Building Revolution: If Hemp Is Legalized, Hempcrete Will Change The Construction Industry


Hempcrete is a combination of hemp hurts and lime utilized as a construction material and insulation. 

It is marketed under different names like Canobiote, Canosmose, Hempcrete and Isochanvre. Hempcrete has many uses than just from constructing and insulating a house. It can be utilized for flooring, roofing, walls and more. Experts say it is water, fire and rot-proof, so long it stays above ground. Hempcrete is much easier to work with than lime mixes, and acts as a moisture regulator and insulator. It lacks the weakness of concrete and does not need expansion joints. It creates a negative carbon footprint, for those who are worried about environmental damage. 

It’s said that earthquakes can’t crack Hempcrete structures due to being 3x more resistant than concrete. It is tough due to its lightweight, very strong, breathable material. Joe Martino, a Hempcrete expert, gave an explanation of how this material works on Collective-Evolution, stating “As humidity is taken in from the external environment, the Hempcrete holds that humidity until it is ready to be released again when the climate is less humid.
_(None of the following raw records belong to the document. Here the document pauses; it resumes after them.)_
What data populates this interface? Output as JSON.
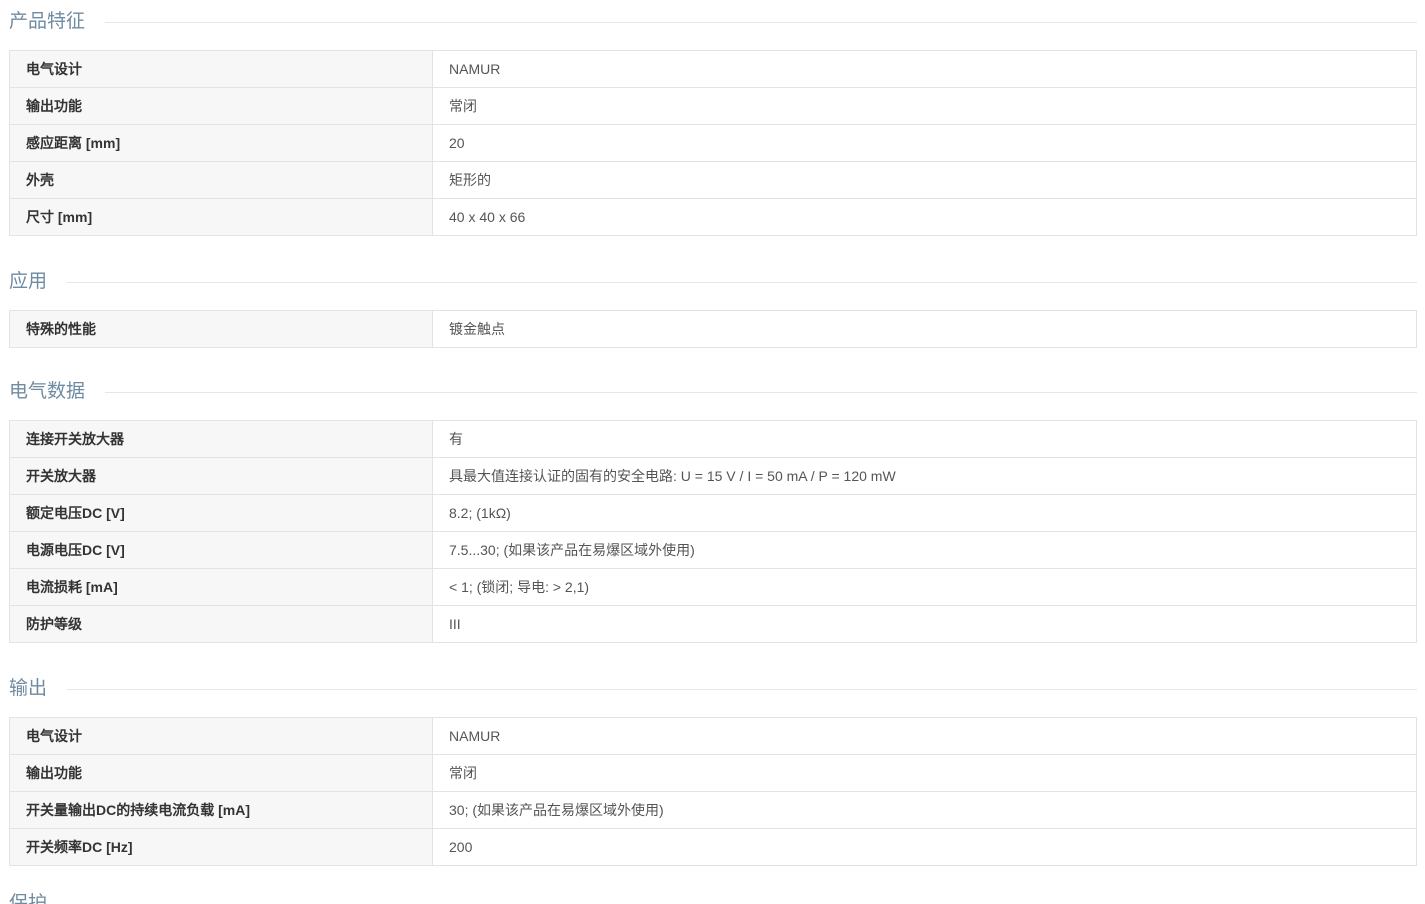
{
  "sections": [
    {
      "title": "产品特征",
      "rows": [
        {
          "key": "电气设计",
          "value": "NAMUR"
        },
        {
          "key": "输出功能",
          "value": "常闭"
        },
        {
          "key": "感应距离 [mm]",
          "value": "20"
        },
        {
          "key": "外壳",
          "value": "矩形的"
        },
        {
          "key": "尺寸 [mm]",
          "value": "40 x 40 x 66"
        }
      ]
    },
    {
      "title": "应用",
      "rows": [
        {
          "key": "特殊的性能",
          "value": "镀金触点"
        }
      ]
    },
    {
      "title": "电气数据",
      "rows": [
        {
          "key": "连接开关放大器",
          "value": "有"
        },
        {
          "key": "开关放大器",
          "value": "具最大值连接认证的固有的安全电路: U = 15 V / I = 50 mA / P = 120 mW"
        },
        {
          "key": "额定电压DC [V]",
          "value": "8.2; (1kΩ)"
        },
        {
          "key": "电源电压DC [V]",
          "value": "7.5...30; (如果该产品在易爆区域外使用)"
        },
        {
          "key": "电流损耗 [mA]",
          "value": "< 1; (锁闭; 导电: > 2,1)"
        },
        {
          "key": "防护等级",
          "value": "III"
        }
      ]
    },
    {
      "title": "输出",
      "rows": [
        {
          "key": "电气设计",
          "value": "NAMUR"
        },
        {
          "key": "输出功能",
          "value": "常闭"
        },
        {
          "key": "开关量输出DC的持续电流负载 [mA]",
          "value": "30; (如果该产品在易爆区域外使用)"
        },
        {
          "key": "开关频率DC [Hz]",
          "value": "200"
        }
      ]
    }
  ],
  "next_section_title": "保护"
}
Since the lime is wrapped in cellulose, the lime takes a bit longer for it to fully url-2 petrify but is still incredibly strong. Over time, the lime looks to turn back to a rock, so the material becomes harder and harder until it petrifies completely. This means the wall will last thousands of years vs. 40 – 100 like normal building materials today. Another great aspect to Hempcrete is that if too much is mixed during building, you can return it to the soil as a great fertilizer.”

Martino explained that since lime is binding, builders don’t need to heat it up as much as a supplier would want to in the industrial making of concrete. It results in a lot of energy url-4 conservation when making Hempcrete vs. concrete. When it comes to carbon, Hempcrete hides and puts away carbon as its high in cellulose.
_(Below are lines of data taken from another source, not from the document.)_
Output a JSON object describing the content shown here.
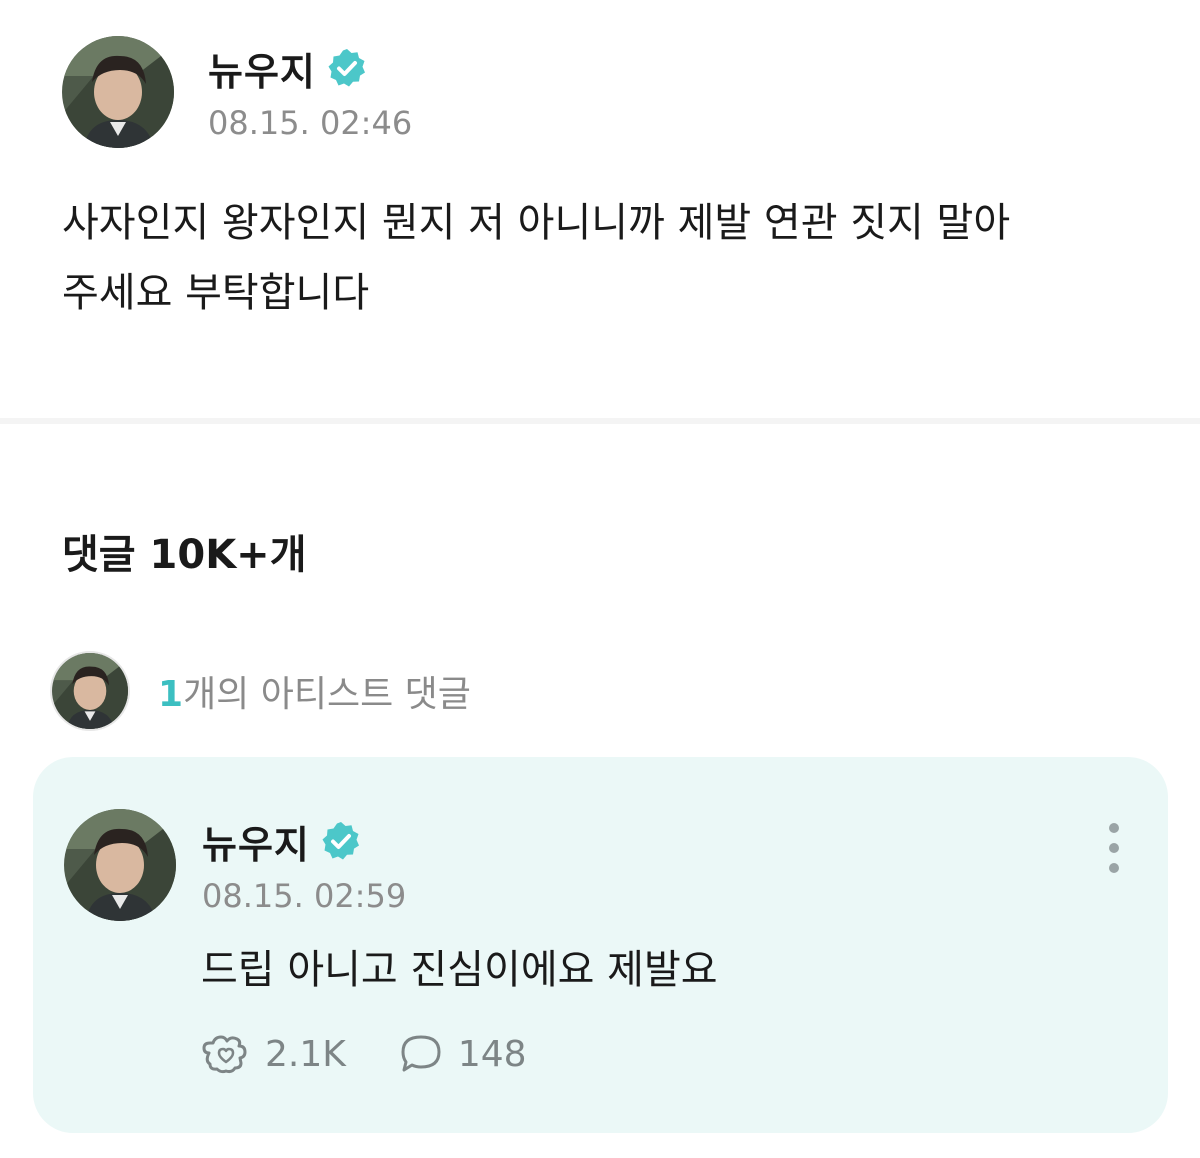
{
  "post": {
    "author": "뉴우지",
    "timestamp": "08.15. 02:46",
    "text_line1": "사자인지 왕자인지 뭔지 저 아니니까 제발 연관 짓지 말아",
    "text_line2": "주세요 부탁합니다"
  },
  "comments": {
    "title": "댓글 10K+개",
    "artist_count": "1",
    "artist_label": "개의 아티스트 댓글"
  },
  "artist_comment": {
    "author": "뉴우지",
    "timestamp": "08.15. 02:59",
    "text": "드립 아니고 진심이에요 제발요",
    "likes": "2.1K",
    "replies": "148"
  },
  "icons": {
    "verified": "verified-badge-icon",
    "like": "like-icon",
    "reply": "speech-bubble-icon",
    "more": "more-vertical-icon"
  },
  "colors": {
    "accent": "#4cc7c9",
    "card_background": "#ebf8f7",
    "muted_text": "#8c8c8c"
  }
}
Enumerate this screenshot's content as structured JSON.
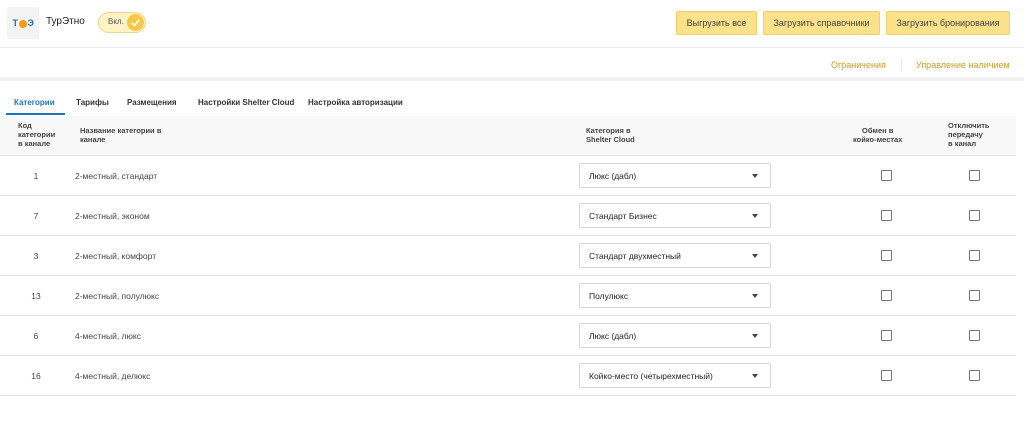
{
  "header": {
    "logo_text": "ТурЭтно",
    "app_title": "ТурЭтно",
    "toggle_label": "Вкл.",
    "buttons": {
      "export_all": "Выгрузить все",
      "load_directories": "Загрузить справочники",
      "load_bookings": "Загрузить бронирования"
    }
  },
  "subnav": {
    "restrictions": "Ограничения",
    "availability": "Управление наличием"
  },
  "tabs": [
    {
      "label": "Категории",
      "active": true
    },
    {
      "label": "Тарифы",
      "active": false
    },
    {
      "label": "Размещения",
      "active": false
    },
    {
      "label": "Настройки Shelter Cloud",
      "active": false
    },
    {
      "label": "Настройка авторизации",
      "active": false
    }
  ],
  "table": {
    "headers": {
      "code": "Код\nкатегории\nв канале",
      "name": "Название категории в\nканале",
      "shelter_category": "Категория в\nShelter Cloud",
      "exchange_beds": "Обмен в\nкойко-местах",
      "disable_transfer": "Отключить\nпередачу\nв канал"
    },
    "rows": [
      {
        "code": "1",
        "name": "2-местный, стандарт",
        "category": "Люкс (дабл)",
        "exchange": false,
        "disable": false
      },
      {
        "code": "7",
        "name": "2-местный, эконом",
        "category": "Стандарт Бизнес",
        "exchange": false,
        "disable": false
      },
      {
        "code": "3",
        "name": "2-местный, комфорт",
        "category": "Стандарт двухместный",
        "exchange": false,
        "disable": false
      },
      {
        "code": "13",
        "name": "2-местный, полулюкс",
        "category": "Полулюкс",
        "exchange": false,
        "disable": false
      },
      {
        "code": "6",
        "name": "4-местный, люкс",
        "category": "Люкс (дабл)",
        "exchange": false,
        "disable": false
      },
      {
        "code": "16",
        "name": "4-местный, делюкс",
        "category": "Койко-место (четырехместный)",
        "exchange": false,
        "disable": false
      }
    ]
  },
  "colors": {
    "accent_yellow": "#fbe18a",
    "tab_active": "#1e73be",
    "link_gold": "#c79b26"
  }
}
Through its life cycle, it receives large amounts of carbon, which is built into the building or home when being used to build. This helps to prevent carbon from being released into the atmosphere. An average home can save 20,000 pounds of carbon when they build it right from Hempcrete.

Hemp takes 14 weeks to grow into maturity. It makes it sustainable and cheap, since getting hemp hurts won’t be difficult. The real big question is, if Hempcrete really has great benefits, why has our government kept quiet as we struggle to build more houses and other buildings, utilizing materials that will only increase our bills and project out negative effects on our environment?

Martino says it all: “When it comes to new and sustainable housing ideas, it seems to always be about creating a more efficient home in terms of insulation, lighting, electricity, etc. Mainstream belief on the subject would have you believe that top corporations and government projects are working with the best possible technology to bring forth solutions that work and are going to be great for the environment. If that was truly the case, I can guarantee you that the whole world would be using Hempcrete right now. Haven’t heard of it? I’m not too surprised.”

Martino concludes that if hemp is legalized and is used freely amongst society, our governments and big corporations will take a big hit. They are keeping us in the dark about their interests.